Saturday, January 25, 2014

ACT and cannabis


According to the NZ Herald today:

Mr Boscawen said he strongly believed the leader should also stand in Epsom.
"I believe we should pick our best and most experienced person as the leader and offer that person to the people of Epsom."
"I believe if split that role we send mixed signals that the person we think is good enough to be the leader, is not good enough to be the Epsom candidate."
The last election showed that there was also a risk of conflict.
"We had Don Brash come out and promote the liberalisation of marijuana and while that may have had the support of five per cent of the population, John Banks knew that was fatal for his campaign and strongly opposed it."
The public then witness a conflict between the leader and the Epsom candidate.
Cannabis decriminalisation should be a peripheral issue for ACT. Nevertheless denying a position is untenable. It looks dodgy. It's permissible to state that members of a party are divided and until the actual legislation came up, the way the party will vote is unknown. Or that it would be a conscience vote and MPs would vote accordingly. It shouldn't have created the problem that it did back in 2011.

But really. Claiming only 5 percent of the population supports liberalisation? This tells me John Boscawen is also anti. Why not just say so? I think ACT would reap more kudos for admitting they are divided on the issue BUT jointly and strongly committed to individual responsibility, low tax, and small government.

TV3′s Campbell Live Mon, 26 Sep 2011, asked viewers “Should cannabis be decriminalised?” and 72% replied yes by text or email.

A new poll has found that almost two-thirds of New Zealanders are against legalising cannabis....another poll by UMR Research [2012] which asked a different question found last month that only 35 per cent of New Zealanders wanted cannabis to stay illegal, 17 per cent wanted it fully legalised and 46 per cent wanted it "decriminalised".


5 comments:

Mark Hubbard said...

Thanks for this post Lindsay. I now understand that ACT under Boscawen would have no claim to classical liberalism (still).

Dreadful sell out of a party.

And I understand there is to be no Libetarianz standing 2014? I won't be voting if that is the case.

Brendan said...

Hi Lindsay

I agree that cannabis decriminalisation should be a peripheral issue for ACT, and that the public has a right to know the views of individual candidates on the subject.

It seems that if the USA is any guide, the general consensus is moving in favour of legalisation, although that's not my personal preference.

I am very sympathetic to Mark's desire to stand on principal and not vote. The thought has crossed my own mind on several occasions. However the prospect of a Labour / Green Government usually forces me to hold my nose and vote for the least worst option.

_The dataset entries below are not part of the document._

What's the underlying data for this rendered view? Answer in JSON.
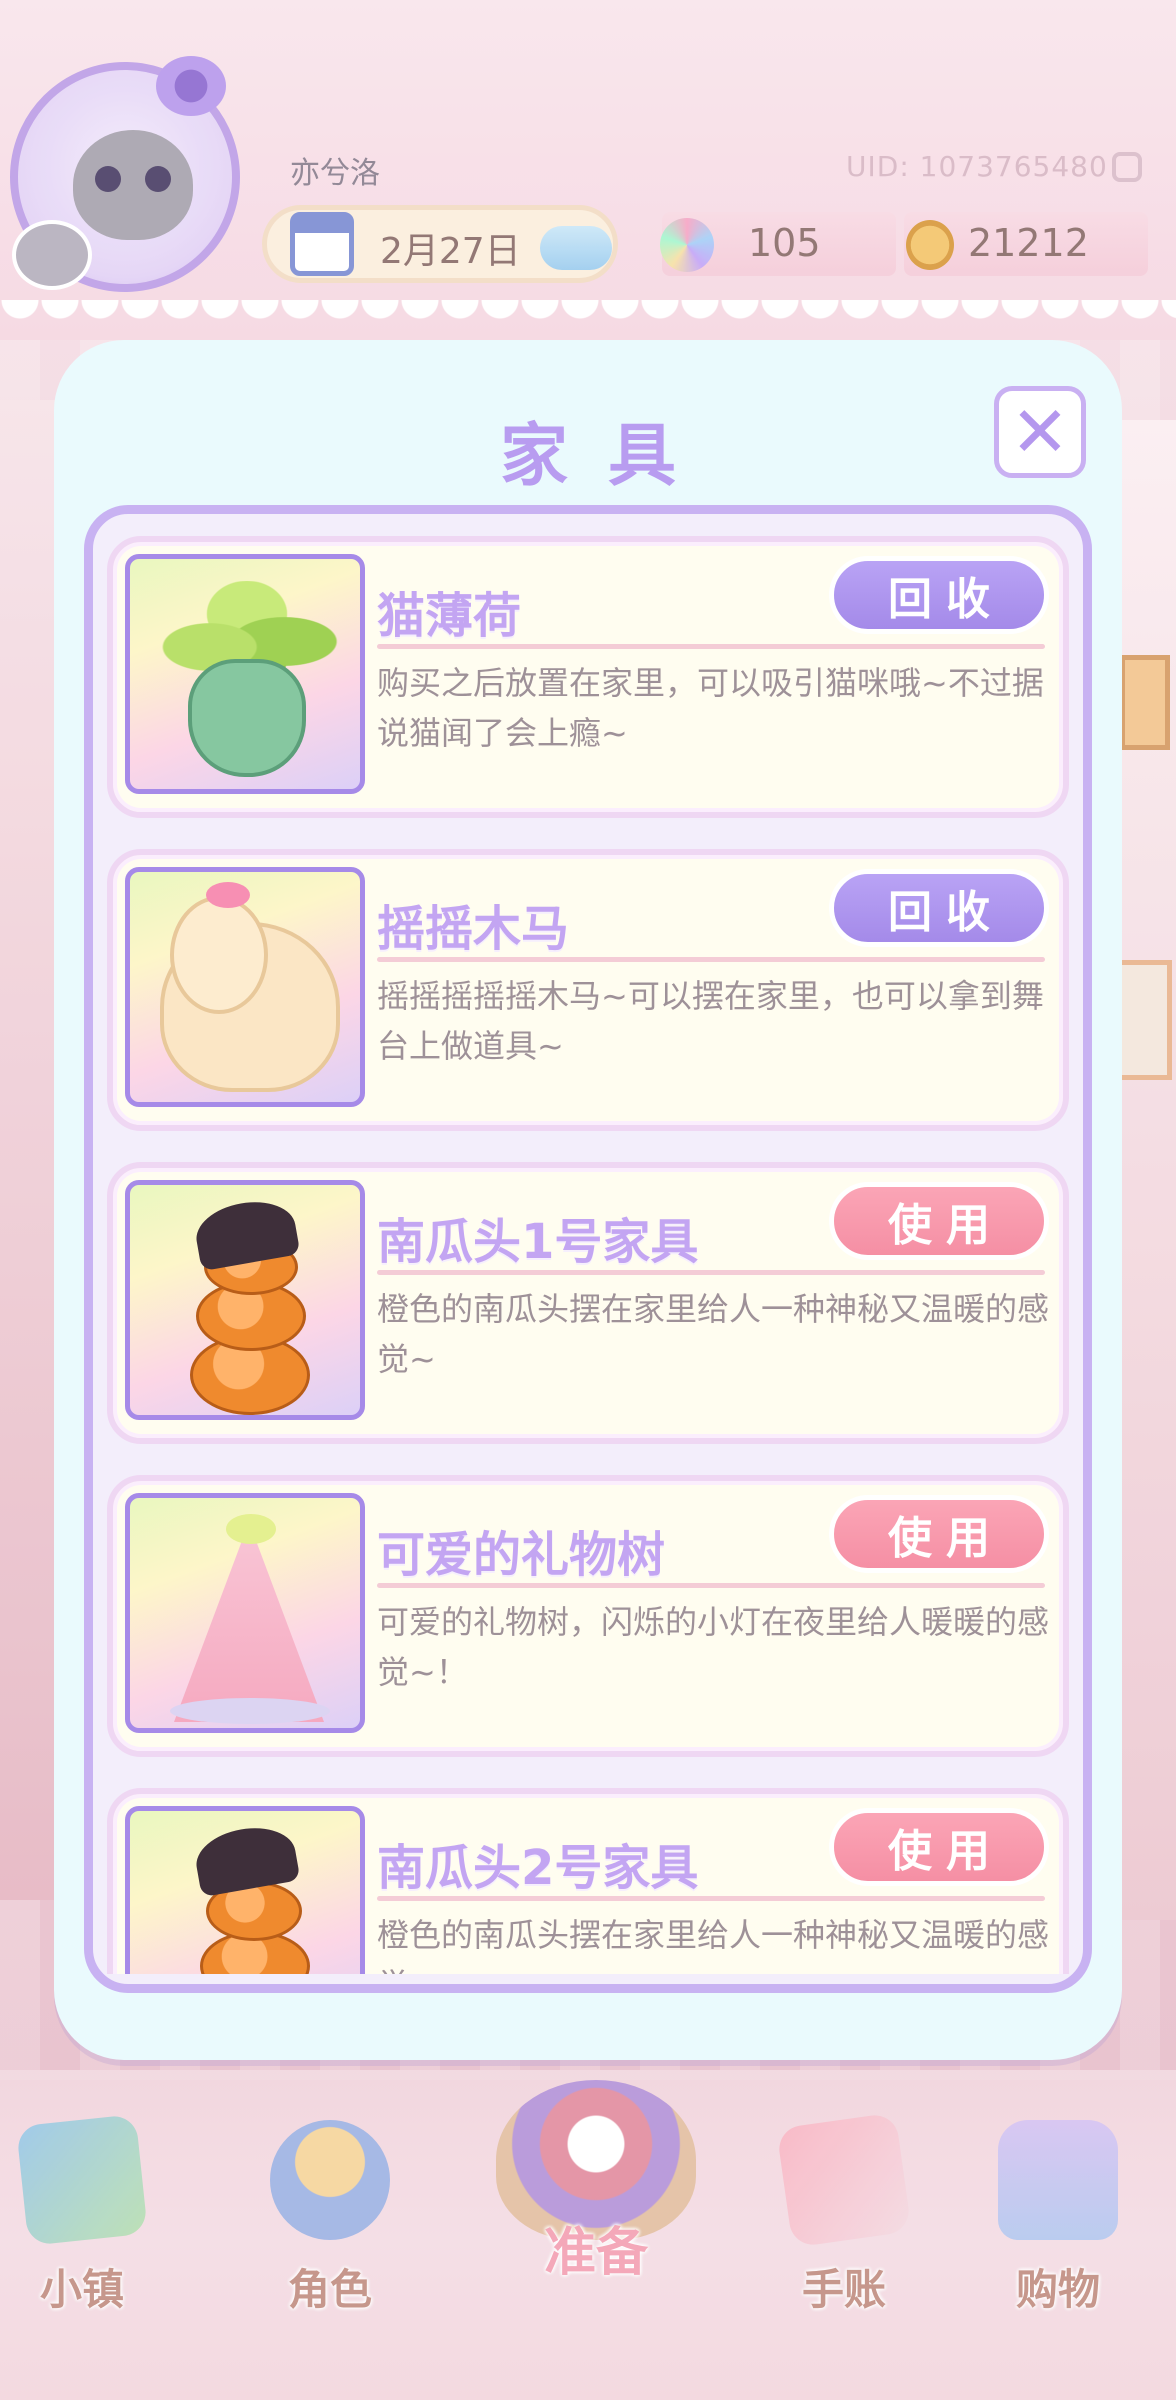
{
  "header": {
    "username": "亦兮洛",
    "uid": "UID: 1073765480",
    "date": "2月27日",
    "flowers": "105",
    "coins": "21212"
  },
  "dialog": {
    "title": "家具",
    "close_symbol": "✕",
    "items": [
      {
        "name": "猫薄荷",
        "desc": "购买之后放置在家里，可以吸引猫咪哦~不过据说猫闻了会上瘾~",
        "action": "回收",
        "action_type": "recycle"
      },
      {
        "name": "摇摇木马",
        "desc": "摇摇摇摇摇木马~可以摆在家里，也可以拿到舞台上做道具~",
        "action": "回收",
        "action_type": "recycle"
      },
      {
        "name": "南瓜头1号家具",
        "desc": "橙色的南瓜头摆在家里给人一种神秘又温暖的感觉~",
        "action": "使用",
        "action_type": "use"
      },
      {
        "name": "可爱的礼物树",
        "desc": "可爱的礼物树，闪烁的小灯在夜里给人暖暖的感觉~！",
        "action": "使用",
        "action_type": "use"
      },
      {
        "name": "南瓜头2号家具",
        "desc": "橙色的南瓜头摆在家里给人一种神秘又温暖的感觉~",
        "action": "使用",
        "action_type": "use"
      }
    ]
  },
  "nav": {
    "town": "小镇",
    "role": "角色",
    "prepare": "准备",
    "diary": "手账",
    "shop": "购物"
  },
  "icons": {
    "avatar": "cat-avatar",
    "calendar": "calendar-icon",
    "weather": "cloud-icon",
    "flower_currency": "flower-icon",
    "coin_currency": "coin-icon"
  },
  "colors": {
    "accent_purple": "#b89cf0",
    "recycle_button": "#a48ae9",
    "use_button": "#f58fa4",
    "card_bg": "#fffdf0",
    "dialog_bg": "#eafafd"
  }
}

It's a tragedy that it has come to this.



Anonymous said...

I won't be voting if that is the case.

There's always Aotearoa Legalise Cannabis…


A new poll has found that almost two-thirds of New Zealanders are against legalising cannabis.

not really: read the article, it's pretty clear that's a crap poll..

Anonymous said...

I won't be voting if that is the case.

Not voting is a vote for communists: Cunliffe, Turei, Harawira & co.

The 70% of Kiwis who depend on you to pay for everything for them (food, lodging, education, healthcare) will all damn well make sure they vote.

For nett taxpayer, a creator such as yourself, to choose not to vote, is equivalent to marching into the VolksPalast on Marx-Engels-Platz singing "Wacht auf, Verdammte dieser Erde".

Or do you like paying a higher marginal tax rate than in the GDR?

Richard said...

Legalisation is not your personal preference, Brendan? That's fine, just don't inflict your personal preferences on me, please. (If you had your way, I'd be in jail.)

Cannabis legalisation should be a no-brainer for ACT.